Material for the task ::
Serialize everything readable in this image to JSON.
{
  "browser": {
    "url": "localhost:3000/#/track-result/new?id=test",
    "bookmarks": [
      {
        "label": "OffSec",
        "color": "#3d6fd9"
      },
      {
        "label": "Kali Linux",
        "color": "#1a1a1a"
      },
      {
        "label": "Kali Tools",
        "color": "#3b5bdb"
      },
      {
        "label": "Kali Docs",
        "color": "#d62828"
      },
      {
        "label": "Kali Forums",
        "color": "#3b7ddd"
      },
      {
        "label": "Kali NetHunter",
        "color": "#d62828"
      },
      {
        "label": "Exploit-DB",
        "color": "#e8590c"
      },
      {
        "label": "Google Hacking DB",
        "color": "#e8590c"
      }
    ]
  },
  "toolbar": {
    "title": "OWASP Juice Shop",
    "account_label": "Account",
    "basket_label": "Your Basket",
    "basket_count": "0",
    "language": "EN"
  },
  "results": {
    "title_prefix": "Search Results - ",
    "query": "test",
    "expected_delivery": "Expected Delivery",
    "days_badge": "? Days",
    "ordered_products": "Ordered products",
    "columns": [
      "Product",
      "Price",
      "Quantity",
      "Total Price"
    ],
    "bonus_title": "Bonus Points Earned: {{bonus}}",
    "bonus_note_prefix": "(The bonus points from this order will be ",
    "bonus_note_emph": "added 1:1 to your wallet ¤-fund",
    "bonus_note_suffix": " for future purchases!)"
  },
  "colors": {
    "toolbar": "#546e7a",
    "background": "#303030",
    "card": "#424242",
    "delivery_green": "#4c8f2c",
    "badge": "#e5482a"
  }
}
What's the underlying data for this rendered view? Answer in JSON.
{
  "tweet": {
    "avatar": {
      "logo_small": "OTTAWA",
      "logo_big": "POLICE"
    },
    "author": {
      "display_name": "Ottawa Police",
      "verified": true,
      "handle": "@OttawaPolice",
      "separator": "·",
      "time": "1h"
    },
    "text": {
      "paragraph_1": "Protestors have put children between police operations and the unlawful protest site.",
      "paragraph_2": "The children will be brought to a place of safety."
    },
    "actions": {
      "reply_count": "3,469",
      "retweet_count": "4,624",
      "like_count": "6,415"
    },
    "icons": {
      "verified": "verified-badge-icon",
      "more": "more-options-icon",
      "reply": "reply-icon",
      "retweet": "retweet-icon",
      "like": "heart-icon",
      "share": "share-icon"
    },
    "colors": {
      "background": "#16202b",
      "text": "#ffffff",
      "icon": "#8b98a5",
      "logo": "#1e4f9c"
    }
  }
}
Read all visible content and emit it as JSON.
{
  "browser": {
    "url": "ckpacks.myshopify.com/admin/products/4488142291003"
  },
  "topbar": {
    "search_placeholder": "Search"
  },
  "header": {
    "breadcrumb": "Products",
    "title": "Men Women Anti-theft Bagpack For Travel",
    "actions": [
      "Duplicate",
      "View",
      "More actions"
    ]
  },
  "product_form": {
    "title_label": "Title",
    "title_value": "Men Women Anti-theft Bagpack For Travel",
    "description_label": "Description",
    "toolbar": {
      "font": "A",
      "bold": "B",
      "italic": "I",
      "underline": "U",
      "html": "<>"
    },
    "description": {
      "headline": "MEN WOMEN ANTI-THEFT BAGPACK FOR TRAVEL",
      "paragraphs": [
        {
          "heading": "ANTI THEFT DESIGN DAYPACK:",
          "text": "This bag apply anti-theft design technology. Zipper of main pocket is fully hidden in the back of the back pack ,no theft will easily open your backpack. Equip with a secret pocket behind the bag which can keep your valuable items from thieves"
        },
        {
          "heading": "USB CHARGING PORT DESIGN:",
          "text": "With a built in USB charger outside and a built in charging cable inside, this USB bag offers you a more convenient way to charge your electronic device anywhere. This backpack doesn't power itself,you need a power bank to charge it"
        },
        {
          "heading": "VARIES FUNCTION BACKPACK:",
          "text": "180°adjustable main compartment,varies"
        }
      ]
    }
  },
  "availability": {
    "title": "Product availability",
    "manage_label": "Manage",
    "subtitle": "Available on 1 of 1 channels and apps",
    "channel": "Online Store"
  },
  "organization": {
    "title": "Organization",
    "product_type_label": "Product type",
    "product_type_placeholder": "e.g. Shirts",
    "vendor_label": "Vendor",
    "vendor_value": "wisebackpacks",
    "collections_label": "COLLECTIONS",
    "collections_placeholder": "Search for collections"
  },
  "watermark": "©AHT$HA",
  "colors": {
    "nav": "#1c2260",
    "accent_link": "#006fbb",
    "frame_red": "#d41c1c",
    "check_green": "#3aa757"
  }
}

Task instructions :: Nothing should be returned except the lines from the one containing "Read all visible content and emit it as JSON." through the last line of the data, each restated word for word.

Problem solution ::
Read all visible content and emit it as JSON.
{
  "browser": {
    "url": "ckpacks.myshopify.com/admin/products/4488142291003"
  },
  "topbar": {
    "search_placeholder": "Search"
  },
  "header": {
    "breadcrumb": "Products",
    "title": "Men Women Anti-theft Bagpack For Travel",
    "actions": [
      "Duplicate",
      "View",
      "More actions"
    ]
  },
  "product_form": {
    "title_label": "Title",
    "title_value": "Men Women Anti-theft Bagpack For Travel",
    "description_label": "Description",
    "toolbar": {
      "font": "A",
      "bold": "B",
      "italic": "I",
      "underline": "U",
      "html": "<>"
    },
    "description": {
      "headline": "MEN WOMEN ANTI-THEFT BAGPACK FOR TRAVEL",
      "paragraphs": [
        {
          "heading": "ANTI THEFT DESIGN DAYPACK:",
          "text": "This bag apply anti-theft design technology. Zipper of main pocket is fully hidden in the back of the back pack ,no theft will easily open your backpack. Equip with a secret pocket behind the bag which can keep your valuable items from thieves"
        },
        {
          "heading": "USB CHARGING PORT DESIGN:",
          "text": "With a built in USB charger outside and a built in charging cable inside, this USB bag offers you a more convenient way to charge your electronic device anywhere. This backpack doesn't power itself,you need a power bank to charge it"
        },
        {
          "heading": "VARIES FUNCTION BACKPACK:",
          "text": "180°adjustable main compartment,varies"
        }
      ]
    }
  },
  "availability": {
    "title": "Product availability",
    "manage_label": "Manage",
    "subtitle": "Available on 1 of 1 channels and apps",
    "channel": "Online Store"
  },
  "organization": {
    "title": "Organization",
    "product_type_label": "Product type",
    "product_type_placeholder": "e.g. Shirts",
    "vendor_label": "Vendor",
    "vendor_value": "wisebackpacks",
    "collections_label": "COLLECTIONS",
    "collections_placeholder": "Search for collections"
  },
  "watermark": "©AHT$HA",
  "colors": {
    "nav": "#1c2260",
    "accent_link": "#006fbb",
    "frame_red": "#d41c1c",
    "check_green": "#3aa757"
  }
}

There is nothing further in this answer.